I am not a good packer. You know the folks who can pack for a week in a Altoids tin? Yeah, I’m not one of them. Going away for a couple of days? I might need my guitar. I might need my flute. I might need my disc golf bag. I might need my laptop. I will surely need both of the books I’m reading. I mean, of course, all three of the books I’m reading. I probably need running things … and a couple of hats. And, sure, Mr. Bounce wants to come, too. So we’ll need some of his toys. It’s a good thing we’re not flying.
Yeah, I am not a good packer. Take nothing but a staff, a pair of sandals, and a single tunic? On a journey of unknown length and you don’t even know where you’re staying the night? That’s not me.
So it’s a good thing that, unlike Jesus, I have a place to go home to.
Consider that for a moment: if we say we follow Jesus then we are proclaiming something deeply at odds with our own culture and, if we are honest, with the way that most of us live our own lives most of the time. We say we are trying to follow Jesus, yet this one we say we’re trying to follow was, by all accounts, poor, unemployed, and, it seems, frequently un-housed.
He probably really could pack his stuff in an Altoids tin when he headed out; and he did head out.
Hitting the road is what happens when you are less than welcome in your hometown. Jesus was less than welcome.
The first time he spoke up in his home faith community in Nazareth the crowd tried to throw him off of nearby cliff, according to Luke’s account. They did so because his interpretation of familiar texts challenged their comfortable status quo.
Jesus had a choice in that moment: he could hang around and argue the finer points of the text or he could move on. If this had happened today, his choice might have been, “do I have that argument on Facebook, or do I head out into the world to change what I can change, knowing that the number of minds changed in on-line arguments is about that same as the number of changes of clothes that I can pack in an Altoids tin?”
In other words, Jesus became a political refugee just as he had been as a child fleeing Herod. If he was not precisely an asylum seeker it was only because he knew early on that the kingdom he sought was not going to be readily available in his time and place. If, as he put it later on, “my kingdom is not of this world,” that means everyone is an immigrant in the kingdom of God.

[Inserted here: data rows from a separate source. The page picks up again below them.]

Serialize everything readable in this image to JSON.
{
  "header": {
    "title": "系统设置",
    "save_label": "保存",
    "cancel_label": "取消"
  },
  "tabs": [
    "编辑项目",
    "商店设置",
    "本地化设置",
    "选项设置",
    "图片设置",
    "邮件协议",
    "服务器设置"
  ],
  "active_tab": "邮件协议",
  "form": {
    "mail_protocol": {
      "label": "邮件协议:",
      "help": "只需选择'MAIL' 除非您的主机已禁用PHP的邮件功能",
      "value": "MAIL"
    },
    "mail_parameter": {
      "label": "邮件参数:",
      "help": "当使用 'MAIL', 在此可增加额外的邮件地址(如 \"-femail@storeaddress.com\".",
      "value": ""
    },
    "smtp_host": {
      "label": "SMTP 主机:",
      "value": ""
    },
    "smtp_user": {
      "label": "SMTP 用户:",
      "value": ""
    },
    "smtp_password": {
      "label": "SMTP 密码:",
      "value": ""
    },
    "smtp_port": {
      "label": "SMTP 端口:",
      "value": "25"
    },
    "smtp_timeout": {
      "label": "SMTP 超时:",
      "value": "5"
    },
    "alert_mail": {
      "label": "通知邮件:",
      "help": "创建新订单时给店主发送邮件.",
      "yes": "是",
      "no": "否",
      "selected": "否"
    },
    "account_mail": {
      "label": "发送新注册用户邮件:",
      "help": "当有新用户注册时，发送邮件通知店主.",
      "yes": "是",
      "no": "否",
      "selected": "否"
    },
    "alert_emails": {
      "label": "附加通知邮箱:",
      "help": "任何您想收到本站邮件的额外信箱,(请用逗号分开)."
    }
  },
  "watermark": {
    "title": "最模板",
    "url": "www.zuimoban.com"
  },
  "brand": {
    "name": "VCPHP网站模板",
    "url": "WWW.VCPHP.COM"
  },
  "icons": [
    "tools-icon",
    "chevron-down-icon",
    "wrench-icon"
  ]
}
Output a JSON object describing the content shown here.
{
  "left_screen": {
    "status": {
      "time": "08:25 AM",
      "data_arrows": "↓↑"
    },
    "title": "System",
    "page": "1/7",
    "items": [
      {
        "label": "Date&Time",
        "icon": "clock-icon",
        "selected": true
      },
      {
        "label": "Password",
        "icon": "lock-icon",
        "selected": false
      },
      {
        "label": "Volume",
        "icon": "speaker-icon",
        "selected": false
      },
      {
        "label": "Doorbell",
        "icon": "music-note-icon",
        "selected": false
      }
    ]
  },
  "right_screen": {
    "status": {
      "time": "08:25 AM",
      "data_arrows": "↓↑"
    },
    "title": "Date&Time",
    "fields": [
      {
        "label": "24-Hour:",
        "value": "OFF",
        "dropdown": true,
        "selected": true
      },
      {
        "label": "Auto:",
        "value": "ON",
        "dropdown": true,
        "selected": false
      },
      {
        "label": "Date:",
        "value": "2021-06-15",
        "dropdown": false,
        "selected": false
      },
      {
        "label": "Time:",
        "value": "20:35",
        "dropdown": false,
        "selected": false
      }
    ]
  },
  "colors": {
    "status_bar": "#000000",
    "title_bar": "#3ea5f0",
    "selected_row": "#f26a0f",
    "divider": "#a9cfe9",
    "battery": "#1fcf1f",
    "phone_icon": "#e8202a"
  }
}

So he sent his followers out into this world knowing that they, too, would wander as refugees –  rarely, if ever, finding a place to call home. He instructed them to travel light, and to be ready to pick up and leave at a moment’s notice.
“If folks don’t want to listen, then shake the dust off of your sandals and move on.” While that gesture may be, as the text puts it, a “testimony against them,” it is also a healthy practice. “Let go. Don’t hold on to a grudge just because they didn’t hear what you had to say. Don’t get stuck. Move on,” Jesus instructs.
“Pack light. Don’t carry that grudge with you. Pack light. Anger is too heavy a burden for your journey. Pack light. Leave your fear at home.”
Well, OK, Jesus, if I leave all of that familiar stuff at home, what am I supposed to bring along?
Like I said, Jesus could pretty much pack in an Altoid tin.
Here’s what he took with him: joy; gentleness; kindness; generosity; goodness; patience; faith; peace; and love.
Whatever road you are on, you can pack these. Whomever else you meet along the road, you can share these – they are inexhaustible gifts. And, as we consider all those folks out on the road, along the border, detained, hoping, struggling, dreaming – we have these gifts to share. They are our traveling mercies.
When we head out carrying these in our bags – in our hearts – we can cast out demons – even the ones we have been carrying ourselves. When we head out carrying these gifts, healing will happen. When we head out carrying these gifts, we’ll find ourselves walking every step a step closer to the beloved community, the kindom of heaven, the reign of God. May we find ourselves on that road this summer. Amen.